Leonard Baskin (American, born August 15, 1922–died June 3, 2000) was a sculptor, wood-engraver, book-illustrator, graphic artist, writer, and teacher. Born in New Brunswick, NJ, Baskin was educated at a Jewish religious college, and his education had a great influence on his work. Baskin experimented with art at a young age, and had his first solo exhibition in 1939 at the Glickman Studio Gallery in New York. Baskin studied at Yale University between 1941 and 1943. In 1949, he received a BA from the New School for Social Research in New York. He spent the next two years abroad studying in Paris and Florence. Between 1953 and 1974, he taught sculpture and printmaking at Smith College in Northampton, MA. Baskin inspired the Printmaking movement. He was not only outstanding at printmaking, but also taught the art at college.

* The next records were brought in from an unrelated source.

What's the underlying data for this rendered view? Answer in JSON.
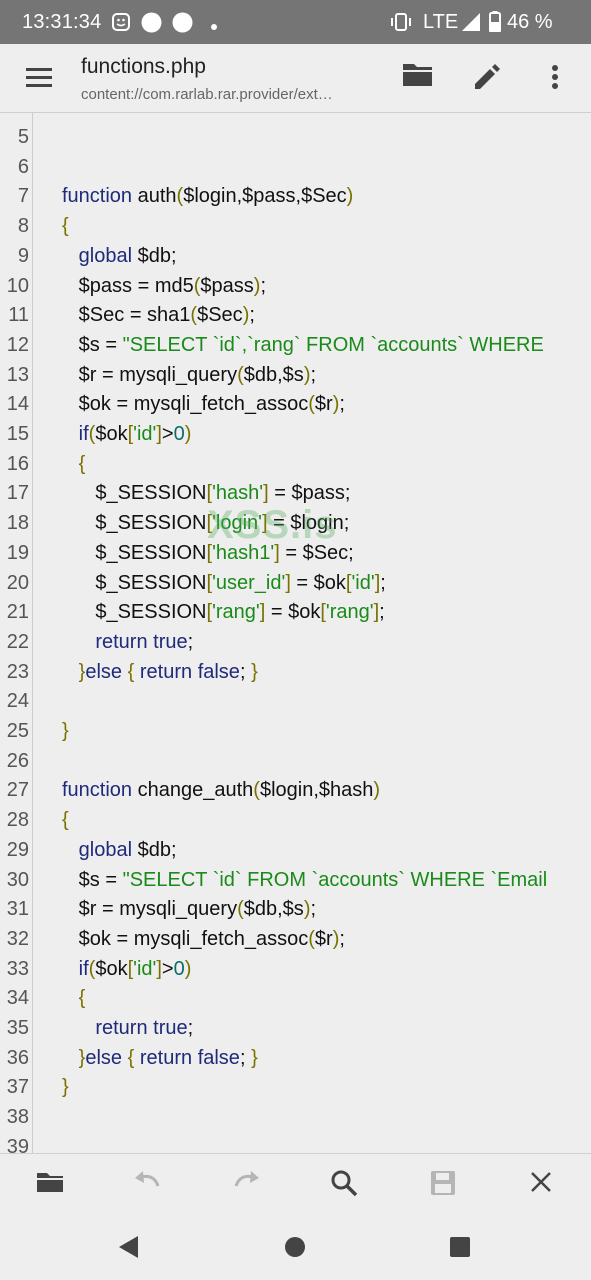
{
  "status_bar": {
    "time": "13:31:34",
    "network": "LTE",
    "battery": "46 %",
    "icons": [
      "face-notification-icon",
      "circle-notification-icon",
      "circle-notification-icon",
      "dot-icon",
      "vibrate-icon",
      "signal-icon",
      "battery-icon"
    ]
  },
  "app_bar": {
    "title": "functions.php",
    "subtitle": "content://com.rarlab.rar.provider/ext…",
    "icons": [
      "menu-icon",
      "folder-open-icon",
      "edit-icon",
      "more-vert-icon"
    ]
  },
  "editor": {
    "watermark": "XSS.is",
    "lines": [
      {
        "n": "5",
        "code": ""
      },
      {
        "n": "6",
        "code": ""
      },
      {
        "n": "7",
        "code": "function auth($login,$pass,$Sec)"
      },
      {
        "n": "8",
        "code": "{"
      },
      {
        "n": "9",
        "code": "   global $db;"
      },
      {
        "n": "10",
        "code": "   $pass = md5($pass);"
      },
      {
        "n": "11",
        "code": "   $Sec = sha1($Sec);"
      },
      {
        "n": "12",
        "code": "   $s = \"SELECT `id`,`rang` FROM `accounts` WHERE"
      },
      {
        "n": "13",
        "code": "   $r = mysqli_query($db,$s);"
      },
      {
        "n": "14",
        "code": "   $ok = mysqli_fetch_assoc($r);"
      },
      {
        "n": "15",
        "code": "   if($ok['id']>0)"
      },
      {
        "n": "16",
        "code": "   {"
      },
      {
        "n": "17",
        "code": "      $_SESSION['hash'] = $pass;"
      },
      {
        "n": "18",
        "code": "      $_SESSION['login'] = $login;"
      },
      {
        "n": "19",
        "code": "      $_SESSION['hash1'] = $Sec;"
      },
      {
        "n": "20",
        "code": "      $_SESSION['user_id'] = $ok['id'];"
      },
      {
        "n": "21",
        "code": "      $_SESSION['rang'] = $ok['rang'];"
      },
      {
        "n": "22",
        "code": "      return true;"
      },
      {
        "n": "23",
        "code": "   }else { return false; }"
      },
      {
        "n": "24",
        "code": ""
      },
      {
        "n": "25",
        "code": "}"
      },
      {
        "n": "26",
        "code": ""
      },
      {
        "n": "27",
        "code": "function change_auth($login,$hash)"
      },
      {
        "n": "28",
        "code": "{"
      },
      {
        "n": "29",
        "code": "   global $db;"
      },
      {
        "n": "30",
        "code": "   $s = \"SELECT `id` FROM `accounts` WHERE `Email"
      },
      {
        "n": "31",
        "code": "   $r = mysqli_query($db,$s);"
      },
      {
        "n": "32",
        "code": "   $ok = mysqli_fetch_assoc($r);"
      },
      {
        "n": "33",
        "code": "   if($ok['id']>0)"
      },
      {
        "n": "34",
        "code": "   {"
      },
      {
        "n": "35",
        "code": "      return true;"
      },
      {
        "n": "36",
        "code": "   }else { return false; }"
      },
      {
        "n": "37",
        "code": "}"
      },
      {
        "n": "38",
        "code": ""
      },
      {
        "n": "39",
        "code": ""
      }
    ]
  },
  "toolbar": {
    "icons": [
      "open-folder-icon",
      "undo-icon",
      "redo-icon",
      "search-icon",
      "save-icon",
      "close-icon"
    ]
  },
  "nav_bar": {
    "icons": [
      "back-icon",
      "home-icon",
      "recents-icon"
    ]
  },
  "colors": {
    "keyword": "#1f2a7a",
    "string": "#1a8a1a",
    "number": "#0b6d6d",
    "paren": "#7a7200",
    "status_bar_bg": "#757575",
    "background": "#eeeeee"
  }
}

While at Yale, Baskin founded Gehenna Press, a private press that specialized in producing fine prints, ranging from woodcuts and lithography to etching. Baskin collaborated with many artists and writers, including his friend Ted Hughes, with whom he published the book Crow in 1970. He won many awards for his prints, including the Special Medal of Merit of the American Institute of Graphic Arts, the Gold Medal of the National Academy of Design, and the Gold Medal of the National Academy of Arts and Letters. His watercolors, prints, and sculptures can be found in the permanent collections of major international museums and art galleries, including The Metropolitan Museum of Art in New York, the Vatican Museum, in Vatican City, and the Smithsonian Institute in Washington, D.C. In 1994, he was honored with a 52-year-old retrospective at the Library of Congress in Washington, D.C.
Baskin inspired a new generation of print makers at Smith College and Hampshire College in Amherst, MA, with his prolific production of fine prints. He is remembered for some of the sculptures that he commissioned to the public, including the bronze statue erected at the Holocaust Memorial in Ann Arbor, MI, and the sculptures for the Franklin Delano Roosevelt Memorial and the Woodrow Wilson Memorial, both in Washington, D.C. Baskin died in 2000 at the age of 77.